25 25 NEGOTIATED TRANSFER PRICE Example – Alberta Company (Continued) Negotiate a transfer price between $11 (minimum acceptable to Sole) and $17 (maximum acceptable to Boot)

26 26 NEGOTIATED TRANSFER PRICE Variable Costs  In the minimum transfer price formula, variable cost is the variable cost of units sold internally  May differ - higher or lower - for units sold internally versus those sold externally  The minimum transfer pricing formula can still be used – just use the internal variable costs

27 27 NEGOTIATED TRANSFER PRICE Summary  Transfer prices established:  Minimum by selling division  Maximum by the buying division  Often not used because:  Market price information sometimes not available  Lack of trust between the two divisions  Different pricing strategies between divisions  Therefore, companies often use cost or market based information to develop transfer prices

28 28 COST-BASED TRANSFER PRICES  Uses costs incurred by the division producing the goods as its foundation  May be based on variable costs or variable costs plus fixed costs  Markup may also be added  Can result in improper transfer prices causing:  Loss of profitability for company  Unfair evaluation of division performance

29 29 COST-BASED TRANSFER PRICES Example – Alberta Company  Base transfer price on variable cost of sole and no excess capacity  Bad deal for Sole Division – no profit on transfer of 10,000 soles and loses profit of $70,000 on external sales  Boot Division increases contribution margin by $6 per sole

30 30 COST-BASED TRANSFER PRICES Example – Alberta Company (Continued) No Excess Capacity
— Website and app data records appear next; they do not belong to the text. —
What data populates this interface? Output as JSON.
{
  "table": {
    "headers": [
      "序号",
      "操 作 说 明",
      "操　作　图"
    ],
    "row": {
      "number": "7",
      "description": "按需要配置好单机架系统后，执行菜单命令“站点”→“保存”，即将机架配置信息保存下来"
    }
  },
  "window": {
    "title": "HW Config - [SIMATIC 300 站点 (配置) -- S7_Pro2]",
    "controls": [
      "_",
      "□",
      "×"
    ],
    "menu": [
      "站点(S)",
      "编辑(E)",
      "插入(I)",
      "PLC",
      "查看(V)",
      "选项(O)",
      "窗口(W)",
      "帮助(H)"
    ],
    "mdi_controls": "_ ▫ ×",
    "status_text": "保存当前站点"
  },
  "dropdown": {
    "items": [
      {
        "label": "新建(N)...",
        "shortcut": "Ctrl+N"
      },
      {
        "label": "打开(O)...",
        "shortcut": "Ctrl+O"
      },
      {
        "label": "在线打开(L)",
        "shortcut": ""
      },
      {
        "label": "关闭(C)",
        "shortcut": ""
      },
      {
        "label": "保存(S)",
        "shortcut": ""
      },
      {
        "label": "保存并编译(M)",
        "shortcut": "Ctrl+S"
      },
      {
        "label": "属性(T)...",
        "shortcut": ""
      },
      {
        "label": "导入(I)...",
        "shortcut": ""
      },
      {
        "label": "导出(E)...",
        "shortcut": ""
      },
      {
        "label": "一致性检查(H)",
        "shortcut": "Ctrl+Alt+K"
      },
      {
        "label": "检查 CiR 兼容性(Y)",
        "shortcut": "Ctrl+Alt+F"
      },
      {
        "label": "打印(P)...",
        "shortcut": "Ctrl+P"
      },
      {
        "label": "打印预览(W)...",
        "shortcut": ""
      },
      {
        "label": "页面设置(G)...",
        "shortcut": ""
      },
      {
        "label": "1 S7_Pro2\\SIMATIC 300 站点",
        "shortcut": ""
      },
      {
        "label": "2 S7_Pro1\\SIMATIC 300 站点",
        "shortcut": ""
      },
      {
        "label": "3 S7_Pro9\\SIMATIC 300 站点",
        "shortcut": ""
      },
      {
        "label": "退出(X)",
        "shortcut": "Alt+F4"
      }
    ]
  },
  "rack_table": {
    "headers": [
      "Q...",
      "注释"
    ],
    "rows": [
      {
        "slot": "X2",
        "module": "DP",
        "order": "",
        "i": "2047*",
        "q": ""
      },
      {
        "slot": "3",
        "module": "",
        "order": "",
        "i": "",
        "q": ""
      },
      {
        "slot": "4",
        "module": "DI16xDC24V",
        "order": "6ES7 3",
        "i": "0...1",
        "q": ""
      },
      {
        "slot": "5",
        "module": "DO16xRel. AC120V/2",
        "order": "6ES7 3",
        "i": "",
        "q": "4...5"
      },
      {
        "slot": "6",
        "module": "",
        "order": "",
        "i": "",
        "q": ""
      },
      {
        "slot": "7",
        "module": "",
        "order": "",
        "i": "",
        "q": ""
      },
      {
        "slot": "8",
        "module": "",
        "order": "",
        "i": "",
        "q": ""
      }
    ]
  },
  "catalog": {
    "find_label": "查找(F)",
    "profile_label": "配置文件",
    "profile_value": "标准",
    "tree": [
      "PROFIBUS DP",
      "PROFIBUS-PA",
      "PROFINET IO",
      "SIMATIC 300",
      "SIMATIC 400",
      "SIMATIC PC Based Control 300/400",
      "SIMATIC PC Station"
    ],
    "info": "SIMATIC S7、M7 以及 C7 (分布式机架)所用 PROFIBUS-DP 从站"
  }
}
31 31 COST-BASED TRANSFER PRICES Example – Alberta Company (Continued)  Sole Division has excess capacity: Continues to report zero profit but does not lose the $7 per unit due to excess capacity  Boot Division gains $6  Overall, company is better off by $60,000 (10,000 X 6)  Does not reflect Sole Division’s true profitability

32 32 COST-BASED TRANSFER PRICES Summary  Disadvantages  Does not reflect a division’s true profitability  Does not provide an incentive to control costs which are passed on to the next division  Advantages  Simple to understand  Easy to use due to availability of information  Market information often not available  Most common method

33 33 MARKET-BASED TRANSFER PRICES  Based on existing market prices of competing products  Often considered best approach because:  Objective  Economic incentives  Indifferent between selling internally and externally if can charge/pay market price  Can lead to bad decisions if have excess capacity Why? No opportunity cost  Where there is not a well-defined market price, companies use cost-based systems

34 34 EFFECT OF OUTSOURCING ON TRANSFER PRICES  Contracting with an external party to provide a good or service, rather than doing the work internally  Virtual Companies outsource all of their production  As outsourcing increases, fewer components are transferred internally between divisions  Use incremental analysis to determine if outsourcing is profitable

35 35 TRANSFERS BETWEEN DIVISIONS IN DIFFERENT COUNTRIES Study Objective 5  Going global increases transfers between divisions located in different countries  60% of trade between countries estimated to be transfers between divisions  Different tax rates make determining appropriate transfer price more difficult

36 36 TRANSFERS BETWEEN DIVISIONS IN DIFFERENT COUNTRIES Example – Alberta Company  Boot Division is in a country with 10% tax rate  Sole Division is located in a country with a 30% rate  The before-tax total contribution margin is $44 regardless of whether the transfer price is $18 or $11  The after-tax total is  $38.20 using the $18 transfer price, and  $39.60 using the $11 transfer price Why? More of the contribution margin is attributed to the division in the country with the lower tax rate

37 37 TRANSFERS BETWEEN DIVISIONS IN DIFFERENT COUNTRIES Example – Alberta Company (Continued)


Download ppt "1 CHAPTER 8 PRICING Study Objectives  Compute a target cost when a product price is determined by the market.  Compute a target selling price using cost-plus."

Similar presentations


Ads by Google